S-300P’s 30N6 Missile System
The first generation of the S-300P’s 30N6 Flap Lid A engagement/ fire control radar was also innovative, and clearly influenced by the Raytheon MPQ-53 engagement radar for the MIM-104 Patriot. The Flap Lid, like the MPQ-53, uses a transmissive passive shifter technology phased array, with a space (aka optical) feed
into the rear plane of the antenna, using a microwave lens rather than a horn feed.
The Flap Lid’s antenna stows flat on the roof of the radar cabin, which was initially deployed on a trailer towed by a Ural-357, KrAZ-255 or KrAZ-260 6x6 tractor. The whole radar cabin is mounted on a turntable and used to slew the phased array to cover a 60 degree sector of interest.
The 30N6 was a huge generational leap in technology from the Fan Song, Low Blow and Square Pair mechanically steered and scanned engagement radars on preceding V-PVO SAMs. With electronic beam steering, very low sidelobes and a narrow pencil beam mainlobe, the 30N6 phased array is more difficult to detect and track by an aircraft’s warning receiver when not directly painted by the radar, and vastly more difficult to jam. While it may have detectable backlobes, these are likely to be hard to detect from the forward sector of the radar. As most anti-radiation missiles rely on sidelobes to home in, the choice of engagement geometry is critical in attempting to kill a Flap Lid.
The first generation of the 5V55K missile was command link guided, following the design philosophy of
the S-75/SA-2 and S-125/SA-3, with a cited range of 25nm (46km) and altitude limits between 80ft and 80,000ft. This variant was designated the S-300PT (P – PVO, T –Transportiruyemiy) and incrementally upgraded models the S-300PT-1, it entered service in 1978. NATO labelled it the SA-10A Grumble.
Two search and acquisition radars were introduced to support the S-300PT, both with 360 degree coverage. The 3D 36D6/ST-68UM/5N59 Tin Shield was used for high and medium altitude targets, and the 2D 76N6 Clam Shell for low altitude low RCS targets (refer AA 10/95 for detailed analysis). An important feature of the S-300PT was the introduction of the semi-mobile 40V6, 40V6M and 40V6MD masts, towed by a MAZ-543 derived tractor, in turn based on the 1966 Scud launcher vehicle.
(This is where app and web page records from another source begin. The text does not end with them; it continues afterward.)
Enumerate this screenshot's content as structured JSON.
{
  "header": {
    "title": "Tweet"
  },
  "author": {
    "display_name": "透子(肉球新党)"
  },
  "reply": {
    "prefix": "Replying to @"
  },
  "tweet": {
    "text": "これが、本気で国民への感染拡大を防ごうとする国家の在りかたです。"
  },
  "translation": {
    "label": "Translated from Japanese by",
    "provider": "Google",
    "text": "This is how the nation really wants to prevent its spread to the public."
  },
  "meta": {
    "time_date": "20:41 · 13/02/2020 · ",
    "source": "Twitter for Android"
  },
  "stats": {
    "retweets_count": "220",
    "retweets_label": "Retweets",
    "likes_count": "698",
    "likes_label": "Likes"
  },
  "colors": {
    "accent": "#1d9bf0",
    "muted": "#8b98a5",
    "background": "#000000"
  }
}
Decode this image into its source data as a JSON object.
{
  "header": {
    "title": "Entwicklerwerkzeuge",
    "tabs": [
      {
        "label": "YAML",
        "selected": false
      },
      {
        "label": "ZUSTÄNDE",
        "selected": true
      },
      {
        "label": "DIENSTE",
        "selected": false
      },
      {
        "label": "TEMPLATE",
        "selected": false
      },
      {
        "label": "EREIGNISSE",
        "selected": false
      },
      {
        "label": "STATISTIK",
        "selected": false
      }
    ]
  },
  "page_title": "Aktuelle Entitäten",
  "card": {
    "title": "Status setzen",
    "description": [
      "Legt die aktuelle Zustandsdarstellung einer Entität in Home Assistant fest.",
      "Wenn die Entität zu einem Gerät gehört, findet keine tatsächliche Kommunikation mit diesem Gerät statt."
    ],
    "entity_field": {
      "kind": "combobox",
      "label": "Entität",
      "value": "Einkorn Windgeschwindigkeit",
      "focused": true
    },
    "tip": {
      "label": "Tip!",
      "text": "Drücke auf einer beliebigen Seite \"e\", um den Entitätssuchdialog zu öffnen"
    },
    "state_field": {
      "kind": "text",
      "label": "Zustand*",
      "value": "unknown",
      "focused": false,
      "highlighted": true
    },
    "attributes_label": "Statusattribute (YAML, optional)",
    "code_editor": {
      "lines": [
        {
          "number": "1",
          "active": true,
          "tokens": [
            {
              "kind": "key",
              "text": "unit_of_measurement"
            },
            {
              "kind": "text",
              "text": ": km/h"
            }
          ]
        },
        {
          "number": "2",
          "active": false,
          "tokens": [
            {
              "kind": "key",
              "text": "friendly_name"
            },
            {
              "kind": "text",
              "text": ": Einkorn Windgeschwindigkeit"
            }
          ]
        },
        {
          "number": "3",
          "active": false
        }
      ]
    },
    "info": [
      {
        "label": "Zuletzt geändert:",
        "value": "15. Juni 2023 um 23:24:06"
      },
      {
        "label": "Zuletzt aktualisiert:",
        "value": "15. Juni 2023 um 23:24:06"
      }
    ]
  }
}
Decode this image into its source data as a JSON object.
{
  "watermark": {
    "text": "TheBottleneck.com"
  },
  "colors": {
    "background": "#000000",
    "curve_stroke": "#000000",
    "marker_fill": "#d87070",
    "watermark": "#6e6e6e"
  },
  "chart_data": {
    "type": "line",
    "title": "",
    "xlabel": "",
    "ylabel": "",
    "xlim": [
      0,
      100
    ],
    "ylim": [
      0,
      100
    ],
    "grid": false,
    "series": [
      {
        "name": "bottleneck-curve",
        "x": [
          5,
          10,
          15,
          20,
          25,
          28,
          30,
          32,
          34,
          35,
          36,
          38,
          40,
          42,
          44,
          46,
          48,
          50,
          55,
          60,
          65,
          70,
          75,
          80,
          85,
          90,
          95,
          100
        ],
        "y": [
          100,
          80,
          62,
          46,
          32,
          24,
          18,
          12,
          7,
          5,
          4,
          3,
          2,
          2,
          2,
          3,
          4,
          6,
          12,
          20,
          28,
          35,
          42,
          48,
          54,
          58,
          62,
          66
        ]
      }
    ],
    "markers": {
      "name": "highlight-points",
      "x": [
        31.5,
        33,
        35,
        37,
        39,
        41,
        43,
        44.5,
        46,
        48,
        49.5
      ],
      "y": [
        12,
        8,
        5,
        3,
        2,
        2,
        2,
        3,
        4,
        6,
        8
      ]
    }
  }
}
The 23.8 metre tall 40V6, 40V6M could be used to elevate the Clam Shell, Tin Shield and Flap Lid radars to extend their radar horizon and improve clearance in uneven terrain. The ‘double height’ 37.8 metre tall 40V6MD appears to have only been used with the Clam Shell and its recent 96L6 replacement. The masts take one to two hours to erect.
The unique 40V6 series masts permit static or semi-mobile S-300P series SAM systems extended low level coverage not available in any competing western designs, and were clearly introduced to defeat SAC’s low level FB-111A, B-52G/H and B-1B force – and the AGM-86B cruise missile. These masts continue to be marketed as an accessory for the latest production variants of S-300P radars.
The 36D6 Tin Shield is semi-mobile and towed by a KrAZ-255 or -260 tractor, it can be deployed or stowed in one hour, or two with the mast. The design uses a large paraboloid cylindrical section primary reflector and a linear element array deployed on a pair of booms to provide electronic beam steering in elevation from -20 to +30 degrees, the antenna can perform a full 360 degree sweep in five to 10 seconds.
With a transmitter peak power rating cited between 1.23 MegaWatts and 350 kiloWatts, the manufacturer claims the ability to detect a 0.1 square metre RCS target at 300ft AGL out to 24.8nm (46km), and at medium to high altitudes to 94.5nm (175km). Clutter rejection is claimed to exceed 48 dB, and the system can track 100 targets. An IFF system is integrated in the radar.